> What to do:
Of the entries that follow, how many lines hold the word "sender"? Reply with the number only.

*** The data

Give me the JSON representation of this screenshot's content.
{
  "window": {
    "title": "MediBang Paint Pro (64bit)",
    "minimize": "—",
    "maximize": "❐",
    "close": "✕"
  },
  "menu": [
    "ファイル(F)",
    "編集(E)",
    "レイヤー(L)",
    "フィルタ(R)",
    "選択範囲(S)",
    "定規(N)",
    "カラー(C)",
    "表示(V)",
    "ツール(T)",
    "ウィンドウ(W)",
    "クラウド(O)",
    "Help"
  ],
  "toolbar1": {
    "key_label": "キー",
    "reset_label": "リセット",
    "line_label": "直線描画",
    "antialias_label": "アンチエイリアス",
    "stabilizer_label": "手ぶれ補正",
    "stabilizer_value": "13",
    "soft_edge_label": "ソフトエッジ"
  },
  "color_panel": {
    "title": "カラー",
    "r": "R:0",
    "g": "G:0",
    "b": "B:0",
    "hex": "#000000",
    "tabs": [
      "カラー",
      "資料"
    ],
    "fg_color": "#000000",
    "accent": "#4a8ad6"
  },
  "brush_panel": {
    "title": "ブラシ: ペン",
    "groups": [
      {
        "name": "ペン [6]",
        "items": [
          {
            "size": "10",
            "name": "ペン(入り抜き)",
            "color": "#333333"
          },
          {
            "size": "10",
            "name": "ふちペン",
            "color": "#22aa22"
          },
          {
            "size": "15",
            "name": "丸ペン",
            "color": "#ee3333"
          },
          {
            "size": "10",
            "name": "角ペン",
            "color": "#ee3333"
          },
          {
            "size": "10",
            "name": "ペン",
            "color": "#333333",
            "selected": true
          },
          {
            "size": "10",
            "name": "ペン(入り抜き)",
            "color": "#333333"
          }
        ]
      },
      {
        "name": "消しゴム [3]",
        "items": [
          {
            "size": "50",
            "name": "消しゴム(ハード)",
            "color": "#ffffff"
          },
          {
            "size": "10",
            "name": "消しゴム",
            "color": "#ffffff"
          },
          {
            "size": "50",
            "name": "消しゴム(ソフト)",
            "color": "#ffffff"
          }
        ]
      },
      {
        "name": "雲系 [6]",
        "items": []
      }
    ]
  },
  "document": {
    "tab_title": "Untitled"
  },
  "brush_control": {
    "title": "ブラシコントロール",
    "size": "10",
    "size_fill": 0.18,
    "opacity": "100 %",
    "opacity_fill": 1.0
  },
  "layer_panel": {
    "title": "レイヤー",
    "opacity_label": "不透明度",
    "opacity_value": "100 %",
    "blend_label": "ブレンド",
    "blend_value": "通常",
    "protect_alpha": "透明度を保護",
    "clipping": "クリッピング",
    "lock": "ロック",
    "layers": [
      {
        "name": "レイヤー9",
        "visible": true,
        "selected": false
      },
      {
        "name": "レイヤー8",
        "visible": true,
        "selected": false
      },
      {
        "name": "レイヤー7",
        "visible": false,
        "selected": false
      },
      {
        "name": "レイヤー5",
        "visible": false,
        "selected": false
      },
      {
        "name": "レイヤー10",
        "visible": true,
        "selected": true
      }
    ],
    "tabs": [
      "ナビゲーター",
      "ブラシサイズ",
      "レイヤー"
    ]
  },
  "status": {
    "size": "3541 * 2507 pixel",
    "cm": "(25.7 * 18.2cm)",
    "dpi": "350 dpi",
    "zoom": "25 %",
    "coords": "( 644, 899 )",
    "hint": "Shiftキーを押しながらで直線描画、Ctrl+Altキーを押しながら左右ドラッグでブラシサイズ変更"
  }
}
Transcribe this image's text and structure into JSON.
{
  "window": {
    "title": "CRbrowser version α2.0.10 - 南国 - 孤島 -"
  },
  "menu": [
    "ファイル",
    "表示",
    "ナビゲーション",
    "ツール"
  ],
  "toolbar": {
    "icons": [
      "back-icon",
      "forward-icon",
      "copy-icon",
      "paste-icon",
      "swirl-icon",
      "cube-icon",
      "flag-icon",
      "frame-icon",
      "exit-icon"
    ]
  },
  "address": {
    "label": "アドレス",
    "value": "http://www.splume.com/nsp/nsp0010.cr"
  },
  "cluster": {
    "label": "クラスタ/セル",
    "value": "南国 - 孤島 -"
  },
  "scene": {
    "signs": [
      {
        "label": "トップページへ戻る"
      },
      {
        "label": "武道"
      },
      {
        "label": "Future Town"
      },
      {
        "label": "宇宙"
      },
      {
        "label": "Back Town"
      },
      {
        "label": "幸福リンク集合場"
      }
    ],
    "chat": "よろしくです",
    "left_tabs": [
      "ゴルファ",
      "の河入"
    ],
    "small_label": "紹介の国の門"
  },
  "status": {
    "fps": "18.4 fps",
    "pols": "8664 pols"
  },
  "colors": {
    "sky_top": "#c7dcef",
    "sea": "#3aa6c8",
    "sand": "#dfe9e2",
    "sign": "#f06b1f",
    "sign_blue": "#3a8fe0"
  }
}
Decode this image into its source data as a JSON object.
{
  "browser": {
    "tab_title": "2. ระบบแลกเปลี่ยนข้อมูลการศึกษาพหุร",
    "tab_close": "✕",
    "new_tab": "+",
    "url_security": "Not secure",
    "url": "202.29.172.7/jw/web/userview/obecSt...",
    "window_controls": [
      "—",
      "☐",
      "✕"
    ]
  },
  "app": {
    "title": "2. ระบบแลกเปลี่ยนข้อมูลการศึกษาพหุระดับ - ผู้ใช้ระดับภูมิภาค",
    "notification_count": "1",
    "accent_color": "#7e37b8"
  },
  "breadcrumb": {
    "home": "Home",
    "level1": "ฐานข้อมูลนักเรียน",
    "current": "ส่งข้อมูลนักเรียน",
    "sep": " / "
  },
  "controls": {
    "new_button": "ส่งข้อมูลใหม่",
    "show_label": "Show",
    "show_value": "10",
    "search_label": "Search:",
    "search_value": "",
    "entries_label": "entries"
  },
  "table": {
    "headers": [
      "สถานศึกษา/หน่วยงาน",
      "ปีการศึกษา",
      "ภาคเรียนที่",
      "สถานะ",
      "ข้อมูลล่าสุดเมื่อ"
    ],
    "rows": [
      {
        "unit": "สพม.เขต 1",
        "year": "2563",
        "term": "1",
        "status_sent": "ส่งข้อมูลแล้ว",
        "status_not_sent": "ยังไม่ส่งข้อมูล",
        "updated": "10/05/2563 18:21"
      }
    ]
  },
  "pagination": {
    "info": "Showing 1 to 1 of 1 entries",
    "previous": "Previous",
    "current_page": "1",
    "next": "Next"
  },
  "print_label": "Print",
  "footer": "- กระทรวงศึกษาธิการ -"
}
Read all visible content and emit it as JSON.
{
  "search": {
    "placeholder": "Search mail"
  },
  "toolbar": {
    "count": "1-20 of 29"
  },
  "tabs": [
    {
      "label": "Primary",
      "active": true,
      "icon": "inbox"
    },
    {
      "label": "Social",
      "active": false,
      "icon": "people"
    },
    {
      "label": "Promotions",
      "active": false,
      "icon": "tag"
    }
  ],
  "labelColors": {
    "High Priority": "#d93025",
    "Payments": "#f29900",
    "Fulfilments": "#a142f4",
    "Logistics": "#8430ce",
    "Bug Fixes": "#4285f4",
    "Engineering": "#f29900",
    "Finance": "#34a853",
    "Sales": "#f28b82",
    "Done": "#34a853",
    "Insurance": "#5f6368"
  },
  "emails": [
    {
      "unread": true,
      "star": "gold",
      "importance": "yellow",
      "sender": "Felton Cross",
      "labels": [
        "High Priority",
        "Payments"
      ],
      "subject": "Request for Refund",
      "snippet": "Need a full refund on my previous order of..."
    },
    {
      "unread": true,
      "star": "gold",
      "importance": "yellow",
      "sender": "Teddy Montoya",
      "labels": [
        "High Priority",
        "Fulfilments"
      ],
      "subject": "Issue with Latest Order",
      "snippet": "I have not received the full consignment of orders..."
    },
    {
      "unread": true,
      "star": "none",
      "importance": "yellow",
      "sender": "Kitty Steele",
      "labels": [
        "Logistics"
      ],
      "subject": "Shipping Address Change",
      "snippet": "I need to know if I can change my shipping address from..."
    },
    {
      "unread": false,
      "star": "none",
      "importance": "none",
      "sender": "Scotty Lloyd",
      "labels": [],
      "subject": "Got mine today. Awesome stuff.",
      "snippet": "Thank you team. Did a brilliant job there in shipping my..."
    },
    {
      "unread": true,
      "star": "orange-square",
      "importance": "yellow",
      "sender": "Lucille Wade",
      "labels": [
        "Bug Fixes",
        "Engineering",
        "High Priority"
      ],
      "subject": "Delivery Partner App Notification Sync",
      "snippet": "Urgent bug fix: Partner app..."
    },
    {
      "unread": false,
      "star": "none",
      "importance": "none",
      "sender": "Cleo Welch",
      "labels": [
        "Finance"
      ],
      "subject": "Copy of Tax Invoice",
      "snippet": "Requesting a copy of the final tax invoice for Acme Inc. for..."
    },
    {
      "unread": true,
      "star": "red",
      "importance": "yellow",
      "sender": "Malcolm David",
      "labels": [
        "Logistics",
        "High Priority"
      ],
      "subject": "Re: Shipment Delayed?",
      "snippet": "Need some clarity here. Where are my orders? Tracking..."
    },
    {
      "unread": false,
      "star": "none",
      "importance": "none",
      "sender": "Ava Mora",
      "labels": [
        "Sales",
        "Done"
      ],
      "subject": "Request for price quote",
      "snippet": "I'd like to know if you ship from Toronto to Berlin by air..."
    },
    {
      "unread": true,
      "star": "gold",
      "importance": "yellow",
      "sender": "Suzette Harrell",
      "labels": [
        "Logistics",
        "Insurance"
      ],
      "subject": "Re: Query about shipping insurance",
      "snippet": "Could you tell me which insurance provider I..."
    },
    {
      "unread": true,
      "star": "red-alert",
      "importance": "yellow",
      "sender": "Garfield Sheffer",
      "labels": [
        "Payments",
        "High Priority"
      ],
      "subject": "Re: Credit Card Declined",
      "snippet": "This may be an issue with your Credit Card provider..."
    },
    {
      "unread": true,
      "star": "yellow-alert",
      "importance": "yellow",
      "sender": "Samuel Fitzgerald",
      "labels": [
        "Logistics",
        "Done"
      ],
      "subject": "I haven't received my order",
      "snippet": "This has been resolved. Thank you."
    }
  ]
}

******

> Task answer:
11